The effect of 14 days of oestrone treatment in increasing plasma prolactin levels in gonadectomized animals was greatest in young and adult male rats, less in young females and not significant in adult females. The results obtained after perphenazine treatment in the latter group made it clear that the effect of oestrogen treatment on prolactin release can be completely blocked by increasing synthesis and/or release of the prolactin-release inhibiting factor (PIF). Since perphenazine induces decrease of pituitary prolactin and a concomitant increase of plasma prolactin levels through lowered PIF-action, the positive effect of oestrogens on prolactin release (as observed in gonadectomized male and young female rats) apparently is caused by a different mode of action. The implications of these findings for the regulation of prolactin release, as affected by the endocrine status of the rat, is discussed.
Moreover, comparison of prolactin lost from the pituitary and gained in the circulation of the experimental animals, with amounts of prolactin that were observed to disappear from plasma during the experiment, provided suggestive evidence that the capacity to synthesize and/or eliminate prolactin, after a sudden provoked release of the hormone, differed among the groups.

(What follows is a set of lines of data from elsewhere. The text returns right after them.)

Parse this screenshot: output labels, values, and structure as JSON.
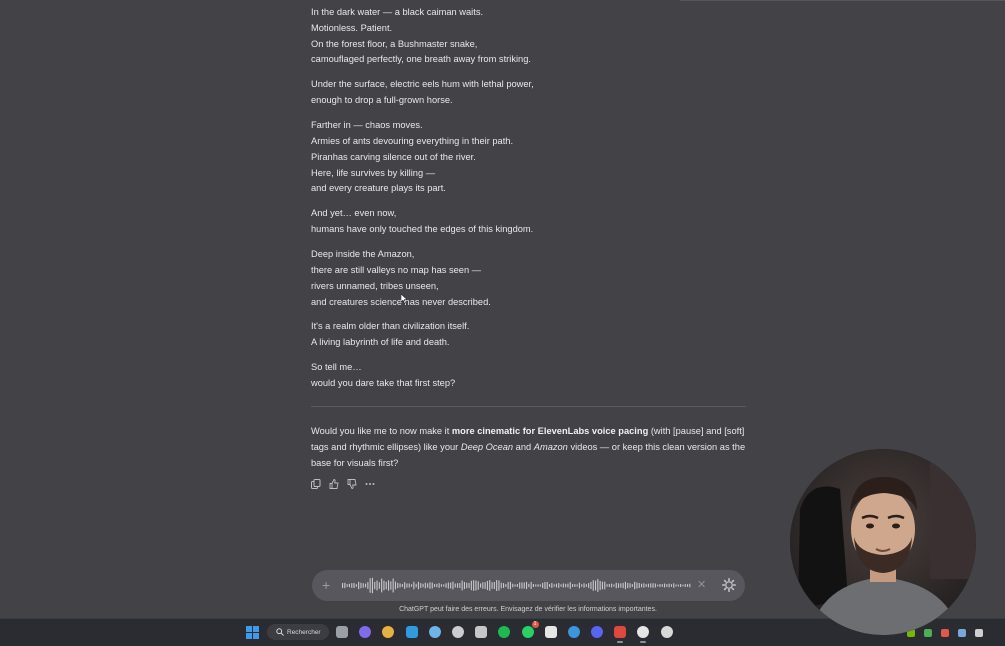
{
  "poem": {
    "stanzas": [
      [
        "In the dark water — a black caiman waits.",
        "Motionless. Patient.",
        "On the forest floor, a Bushmaster snake,",
        "camouflaged perfectly, one breath away from striking."
      ],
      [
        "Under the surface, electric eels hum with lethal power,",
        "enough to drop a full-grown horse."
      ],
      [
        "Farther in — chaos moves.",
        "Armies of ants devouring everything in their path.",
        "Piranhas carving silence out of the river.",
        "Here, life survives by killing —",
        "and every creature plays its part."
      ],
      [
        "And yet… even now,",
        "humans have only touched the edges of this kingdom."
      ],
      [
        "Deep inside the Amazon,",
        "there are still valleys no map has seen —",
        "rivers unnamed, tribes unseen,",
        "and creatures science has never described."
      ],
      [
        "It's a realm older than civilization itself.",
        "A living labyrinth of life and death."
      ],
      [
        "So tell me…",
        "would you dare take that first step?"
      ]
    ]
  },
  "followup": {
    "t1": "Would you like me to now make it ",
    "b1": "more cinematic for ElevenLabs voice pacing",
    "t2": " (with [pause] and [soft] tags and rhythmic ellipses) like your ",
    "i1": "Deep Ocean",
    "t3": " and ",
    "i2": "Amazon",
    "t4": " videos — or keep this clean version as the base for visuals first?"
  },
  "message_actions": [
    {
      "name": "copy-icon"
    },
    {
      "name": "thumbs-up-icon"
    },
    {
      "name": "thumbs-down-icon"
    },
    {
      "name": "more-options-icon"
    }
  ],
  "composer": {
    "plus_icon": "plus-icon",
    "cancel_symbol": "✕",
    "settings_icon": "gear-icon"
  },
  "disclaimer": "ChatGPT peut faire des erreurs. Envisagez de vérifier les informations importantes.",
  "taskbar": {
    "search_label": "Rechercher",
    "apps": [
      {
        "name": "task-view-icon",
        "color": "#9aa0a6"
      },
      {
        "name": "copilot-icon",
        "color": "#7d6cf0"
      },
      {
        "name": "file-explorer-icon",
        "color": "#e8b33c"
      },
      {
        "name": "edge-icon",
        "color": "#2f9be0"
      },
      {
        "name": "paint-icon",
        "color": "#6fb4e8"
      },
      {
        "name": "store-icon",
        "color": "#c9ccd1"
      },
      {
        "name": "davinci-resolve-icon",
        "color": "#c7c7c7"
      },
      {
        "name": "spotify-icon",
        "color": "#1db954"
      },
      {
        "name": "whatsapp-icon",
        "color": "#25d366",
        "badge": "1"
      },
      {
        "name": "capcut-icon",
        "color": "#e6e6e6"
      },
      {
        "name": "vscode-icon",
        "color": "#3a96dd"
      },
      {
        "name": "discord-icon",
        "color": "#5865f2"
      },
      {
        "name": "chrome-icon",
        "color": "#e0483e",
        "active": true
      },
      {
        "name": "capcut-alt-icon",
        "color": "#e6e6e6",
        "active": true
      },
      {
        "name": "media-player-icon",
        "color": "#d9d9d9"
      }
    ],
    "tray": [
      {
        "name": "nvidia-icon",
        "color": "#76b900"
      },
      {
        "name": "shield-icon",
        "color": "#4caf50"
      },
      {
        "name": "microphone-icon",
        "color": "#e0584b"
      },
      {
        "name": "network-icon",
        "color": "#7aa7d9"
      },
      {
        "name": "printer-icon",
        "color": "#cfcfcf"
      }
    ]
  }
}
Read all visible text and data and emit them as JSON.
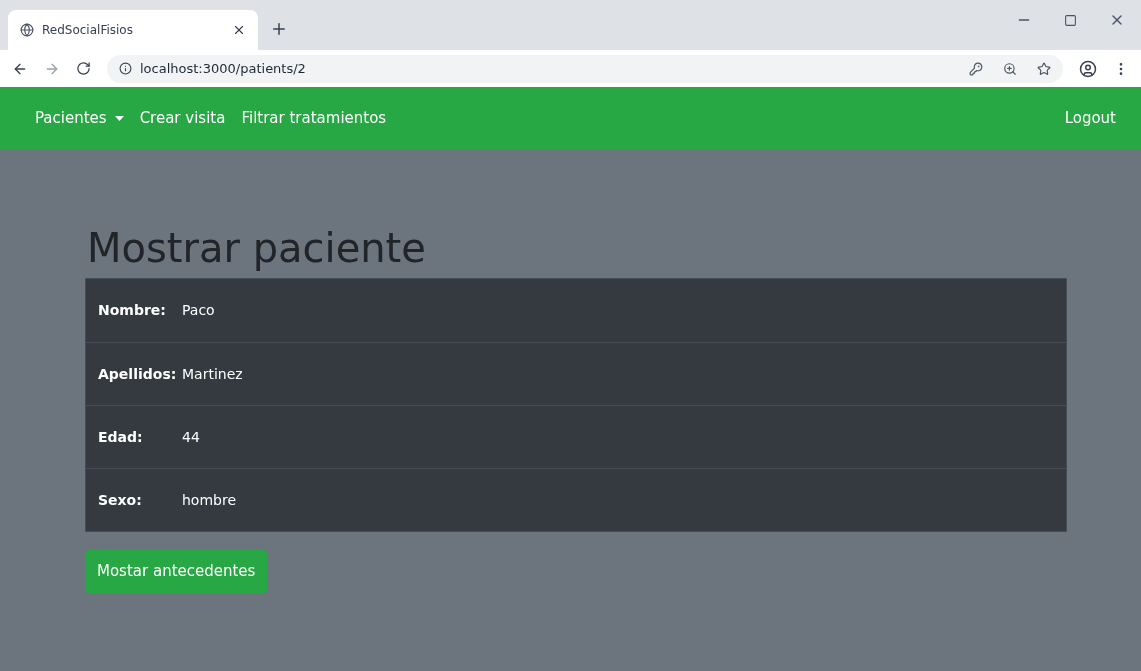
{
  "browser": {
    "tab_title": "RedSocialFisios",
    "url": "localhost:3000/patients/2"
  },
  "navbar": {
    "items": [
      {
        "label": "Pacientes",
        "dropdown": true
      },
      {
        "label": "Crear visita",
        "dropdown": false
      },
      {
        "label": "Filtrar tratamientos",
        "dropdown": false
      }
    ],
    "logout": "Logout"
  },
  "heading": "Mostrar paciente",
  "rows": [
    {
      "label": "Nombre:",
      "value": "Paco"
    },
    {
      "label": "Apellidos:",
      "value": "Martinez"
    },
    {
      "label": "Edad:",
      "value": "44"
    },
    {
      "label": "Sexo:",
      "value": "hombre"
    }
  ],
  "button": "Mostar antecedentes"
}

The rates of synthesis by the pituitary, of release from the pituitary into the circulation as well as of elimination of the hormone from the circulation (equally involved in determining actual plasma levels) are thought, therefore, to be far more important for the elucidation of prolactin regulation than single plasma prolactin determinations.